John Grey

Museum of First Love

When you visit

the museum of first love

it helps to have a snapshot

of the girl in question.

If not, you could be scratching your head

as you eye so many different faces.


Memory is unreliable:

was she a blonde

or brunette?

were her eyes

blue or green?

was she in the same class at school

or a neighbor?


The museum is huge

and the signs are

not easy to follow,

especially the ones

that are years gone by

and point toward

a room that’s nothing

but fog.


But there’s plenty

of places to sit,

rest the tired feet,

contemplate what

you’re doing there

in the first place.


Maybe there’s a feeling

that won’t quit,

that first love was

the best love ever,

and everything after that

has been, on reflection,

a total disappointment.


You were hopeful then.

Anything was possible.

And your eye, your head,

your heart, were never so aligned,

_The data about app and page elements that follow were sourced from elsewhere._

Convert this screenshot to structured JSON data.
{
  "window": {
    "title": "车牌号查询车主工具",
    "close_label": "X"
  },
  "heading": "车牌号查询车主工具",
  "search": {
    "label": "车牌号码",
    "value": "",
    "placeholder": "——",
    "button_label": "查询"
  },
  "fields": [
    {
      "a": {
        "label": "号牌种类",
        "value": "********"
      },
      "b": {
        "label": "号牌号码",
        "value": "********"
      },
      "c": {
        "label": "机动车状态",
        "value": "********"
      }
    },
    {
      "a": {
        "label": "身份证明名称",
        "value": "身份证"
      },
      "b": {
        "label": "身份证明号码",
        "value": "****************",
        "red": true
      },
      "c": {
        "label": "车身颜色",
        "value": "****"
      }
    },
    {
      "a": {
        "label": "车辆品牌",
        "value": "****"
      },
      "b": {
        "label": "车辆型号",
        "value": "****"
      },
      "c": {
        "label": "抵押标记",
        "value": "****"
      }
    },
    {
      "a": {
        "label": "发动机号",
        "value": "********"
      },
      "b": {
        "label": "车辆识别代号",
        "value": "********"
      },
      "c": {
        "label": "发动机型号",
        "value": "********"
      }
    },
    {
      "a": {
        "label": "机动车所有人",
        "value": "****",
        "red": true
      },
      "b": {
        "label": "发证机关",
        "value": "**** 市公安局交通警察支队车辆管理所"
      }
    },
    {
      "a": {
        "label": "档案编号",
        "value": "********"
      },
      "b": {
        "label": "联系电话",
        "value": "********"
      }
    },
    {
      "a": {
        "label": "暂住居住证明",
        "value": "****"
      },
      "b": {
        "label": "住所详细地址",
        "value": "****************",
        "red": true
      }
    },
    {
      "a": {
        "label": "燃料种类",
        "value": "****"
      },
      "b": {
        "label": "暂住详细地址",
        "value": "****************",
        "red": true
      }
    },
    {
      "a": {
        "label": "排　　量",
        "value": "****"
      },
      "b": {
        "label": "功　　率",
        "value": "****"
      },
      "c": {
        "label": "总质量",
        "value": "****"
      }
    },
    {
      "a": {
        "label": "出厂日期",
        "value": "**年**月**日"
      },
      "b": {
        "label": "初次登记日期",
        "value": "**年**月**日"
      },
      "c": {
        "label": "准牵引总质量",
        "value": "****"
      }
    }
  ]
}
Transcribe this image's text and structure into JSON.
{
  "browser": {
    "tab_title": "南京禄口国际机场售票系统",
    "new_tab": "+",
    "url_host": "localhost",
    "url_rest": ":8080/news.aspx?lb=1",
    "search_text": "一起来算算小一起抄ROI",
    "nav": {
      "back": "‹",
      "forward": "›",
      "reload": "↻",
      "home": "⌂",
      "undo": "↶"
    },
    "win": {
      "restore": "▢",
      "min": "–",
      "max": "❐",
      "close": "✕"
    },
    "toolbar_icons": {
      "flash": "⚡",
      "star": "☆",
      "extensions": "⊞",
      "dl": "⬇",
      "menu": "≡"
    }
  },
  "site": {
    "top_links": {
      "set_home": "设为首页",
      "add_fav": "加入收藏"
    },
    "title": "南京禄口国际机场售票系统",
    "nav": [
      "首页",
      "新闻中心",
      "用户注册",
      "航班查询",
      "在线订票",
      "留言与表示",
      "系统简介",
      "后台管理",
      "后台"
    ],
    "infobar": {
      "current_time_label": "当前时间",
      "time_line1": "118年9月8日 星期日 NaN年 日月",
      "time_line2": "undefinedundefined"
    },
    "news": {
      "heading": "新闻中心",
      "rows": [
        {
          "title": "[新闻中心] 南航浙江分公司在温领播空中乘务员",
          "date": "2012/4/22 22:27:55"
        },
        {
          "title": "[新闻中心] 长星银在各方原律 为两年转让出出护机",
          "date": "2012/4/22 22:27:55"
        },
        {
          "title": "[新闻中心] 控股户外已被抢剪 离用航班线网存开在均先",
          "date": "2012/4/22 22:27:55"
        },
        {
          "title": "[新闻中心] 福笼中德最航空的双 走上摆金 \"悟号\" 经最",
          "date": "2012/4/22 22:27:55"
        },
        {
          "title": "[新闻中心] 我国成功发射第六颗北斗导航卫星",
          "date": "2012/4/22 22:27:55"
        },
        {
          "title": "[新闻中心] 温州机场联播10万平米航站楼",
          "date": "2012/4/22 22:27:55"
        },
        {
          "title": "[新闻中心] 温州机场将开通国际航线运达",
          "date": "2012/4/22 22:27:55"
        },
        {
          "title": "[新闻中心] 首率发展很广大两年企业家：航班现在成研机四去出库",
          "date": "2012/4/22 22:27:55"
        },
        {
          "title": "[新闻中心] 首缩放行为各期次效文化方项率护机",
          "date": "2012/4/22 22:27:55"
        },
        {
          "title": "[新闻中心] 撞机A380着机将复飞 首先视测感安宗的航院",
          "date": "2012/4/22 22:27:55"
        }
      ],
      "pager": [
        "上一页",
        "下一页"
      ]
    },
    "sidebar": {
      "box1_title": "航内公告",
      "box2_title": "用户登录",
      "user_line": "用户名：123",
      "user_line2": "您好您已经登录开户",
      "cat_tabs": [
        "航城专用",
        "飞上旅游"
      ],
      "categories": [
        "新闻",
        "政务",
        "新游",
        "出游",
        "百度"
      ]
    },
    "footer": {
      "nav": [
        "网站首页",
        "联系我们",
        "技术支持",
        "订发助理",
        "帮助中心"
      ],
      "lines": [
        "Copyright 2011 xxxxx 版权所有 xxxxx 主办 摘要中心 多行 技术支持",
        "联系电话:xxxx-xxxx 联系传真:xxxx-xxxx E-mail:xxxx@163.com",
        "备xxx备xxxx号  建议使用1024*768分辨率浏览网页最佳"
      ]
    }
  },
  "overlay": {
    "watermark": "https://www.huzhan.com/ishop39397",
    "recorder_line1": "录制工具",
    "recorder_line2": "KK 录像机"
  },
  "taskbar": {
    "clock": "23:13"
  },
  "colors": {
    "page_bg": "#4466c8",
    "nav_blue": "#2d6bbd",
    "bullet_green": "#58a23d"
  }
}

never so gloriously captivated.

The girl hardly mattered.

The intense, consuming feelings were all yours.


Maybe you don’t need

that snapshot after all.

When you visit

the museum of first love,

you’ll be the one

you get to see.


                                                             © John Grey

John Grey is an Australian poet, US resident. Recently published in the Homestead Review, Harpur Palate and Columbia Review with work upcoming in the Roanoke Review, the Hawaii Review and North Dakota Quarterly.